(b. 1528, Verona, d. 1588, Venezia)

St Anthony Preaching to the Fish

c. 1580
Oil on canvas, 104 x 150 cm
Galleria Borghese, Rome
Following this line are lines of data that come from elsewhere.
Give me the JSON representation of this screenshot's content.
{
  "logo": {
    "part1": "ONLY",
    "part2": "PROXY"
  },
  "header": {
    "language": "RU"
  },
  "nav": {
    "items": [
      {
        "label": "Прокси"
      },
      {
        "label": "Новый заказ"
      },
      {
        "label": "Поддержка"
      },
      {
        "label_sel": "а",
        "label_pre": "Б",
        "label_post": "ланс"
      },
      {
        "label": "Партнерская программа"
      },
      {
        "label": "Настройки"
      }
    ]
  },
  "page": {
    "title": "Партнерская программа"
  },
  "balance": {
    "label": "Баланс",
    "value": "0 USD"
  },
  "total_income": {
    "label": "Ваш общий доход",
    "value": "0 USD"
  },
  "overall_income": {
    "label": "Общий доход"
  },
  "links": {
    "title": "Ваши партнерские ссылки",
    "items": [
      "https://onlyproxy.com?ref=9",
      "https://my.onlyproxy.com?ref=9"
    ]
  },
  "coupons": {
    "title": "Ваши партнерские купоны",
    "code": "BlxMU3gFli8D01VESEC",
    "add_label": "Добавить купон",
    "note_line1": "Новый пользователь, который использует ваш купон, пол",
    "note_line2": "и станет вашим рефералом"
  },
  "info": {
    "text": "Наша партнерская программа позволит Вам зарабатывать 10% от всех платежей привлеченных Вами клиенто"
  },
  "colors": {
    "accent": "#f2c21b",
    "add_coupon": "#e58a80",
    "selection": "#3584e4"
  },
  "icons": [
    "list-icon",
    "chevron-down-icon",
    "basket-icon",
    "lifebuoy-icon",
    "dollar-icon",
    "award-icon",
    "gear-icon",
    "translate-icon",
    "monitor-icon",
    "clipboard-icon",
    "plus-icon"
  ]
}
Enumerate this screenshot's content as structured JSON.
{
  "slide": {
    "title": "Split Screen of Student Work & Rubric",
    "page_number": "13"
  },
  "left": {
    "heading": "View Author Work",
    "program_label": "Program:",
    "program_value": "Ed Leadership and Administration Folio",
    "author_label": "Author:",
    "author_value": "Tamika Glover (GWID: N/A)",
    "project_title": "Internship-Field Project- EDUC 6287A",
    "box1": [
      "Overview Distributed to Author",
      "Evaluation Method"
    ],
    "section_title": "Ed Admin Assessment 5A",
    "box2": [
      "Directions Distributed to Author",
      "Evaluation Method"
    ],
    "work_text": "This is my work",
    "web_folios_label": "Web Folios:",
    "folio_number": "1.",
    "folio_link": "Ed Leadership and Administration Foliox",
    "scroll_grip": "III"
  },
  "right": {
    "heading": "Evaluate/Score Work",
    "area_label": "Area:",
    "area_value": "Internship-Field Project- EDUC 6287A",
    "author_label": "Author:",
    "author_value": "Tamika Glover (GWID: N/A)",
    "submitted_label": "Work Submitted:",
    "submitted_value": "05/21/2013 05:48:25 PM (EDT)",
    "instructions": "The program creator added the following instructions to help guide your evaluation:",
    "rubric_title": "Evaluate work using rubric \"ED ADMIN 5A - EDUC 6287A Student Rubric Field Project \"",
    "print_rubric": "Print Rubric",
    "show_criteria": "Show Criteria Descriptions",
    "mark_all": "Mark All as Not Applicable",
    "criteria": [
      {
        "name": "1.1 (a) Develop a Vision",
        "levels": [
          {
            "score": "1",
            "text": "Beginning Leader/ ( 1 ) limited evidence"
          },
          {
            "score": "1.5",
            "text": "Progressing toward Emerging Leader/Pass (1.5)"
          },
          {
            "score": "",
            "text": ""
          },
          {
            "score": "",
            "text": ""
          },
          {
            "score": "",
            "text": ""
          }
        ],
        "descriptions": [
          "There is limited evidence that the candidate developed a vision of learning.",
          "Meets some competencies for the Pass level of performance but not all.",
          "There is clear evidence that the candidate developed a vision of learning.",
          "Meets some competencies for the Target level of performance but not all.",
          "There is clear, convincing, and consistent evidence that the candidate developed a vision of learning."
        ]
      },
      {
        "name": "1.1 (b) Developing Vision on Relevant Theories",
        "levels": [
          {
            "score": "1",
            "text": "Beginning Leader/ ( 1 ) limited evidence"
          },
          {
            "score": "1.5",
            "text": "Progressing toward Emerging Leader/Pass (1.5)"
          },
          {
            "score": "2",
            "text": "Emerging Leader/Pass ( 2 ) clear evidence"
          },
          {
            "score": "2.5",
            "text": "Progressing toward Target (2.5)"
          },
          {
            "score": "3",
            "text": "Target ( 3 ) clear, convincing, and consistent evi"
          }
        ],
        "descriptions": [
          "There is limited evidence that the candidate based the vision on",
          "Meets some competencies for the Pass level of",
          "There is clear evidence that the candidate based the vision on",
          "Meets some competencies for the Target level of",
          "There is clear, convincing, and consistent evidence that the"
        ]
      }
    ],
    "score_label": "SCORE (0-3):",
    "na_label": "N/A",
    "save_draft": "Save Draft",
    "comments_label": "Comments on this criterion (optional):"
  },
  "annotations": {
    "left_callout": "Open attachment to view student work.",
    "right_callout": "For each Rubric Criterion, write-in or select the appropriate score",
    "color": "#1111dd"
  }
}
Connected with Veronese's late output, the work has several times been ascribed to the artist's workshop on the grounds of the greater simplicity of the composition, wholly dominated by brownish tones. In fact the artist has taken an original approach to the composition with the sweeping seascape that characterizes the entire scenes; the gulf on the left is balanced on the right by the figures of the saint and the bystanders, arranged on parallel planes and along a diagonal that indicates the depth of the space in which they move. The Franciscan saint, holding the traditional white lily, is represented standing on a tongue of land, preaching and pointing at the sea, where we can see the fish that have risen to the surface to hear his words. Anthony towers over the others; the pose, expressing the passion of his oratory, recalls that of many of Veronese's figures. His gesture, which serves to articulate the downward slope of the scene toward the edge, is echoed by the figures seen from the back, both the one in the middle, in a Manneristic attitude, and that of the Oriental in the foreground. The figures wearing turbans - as was customary in the art of Venice - render the sacred content of the representation "ecumenical."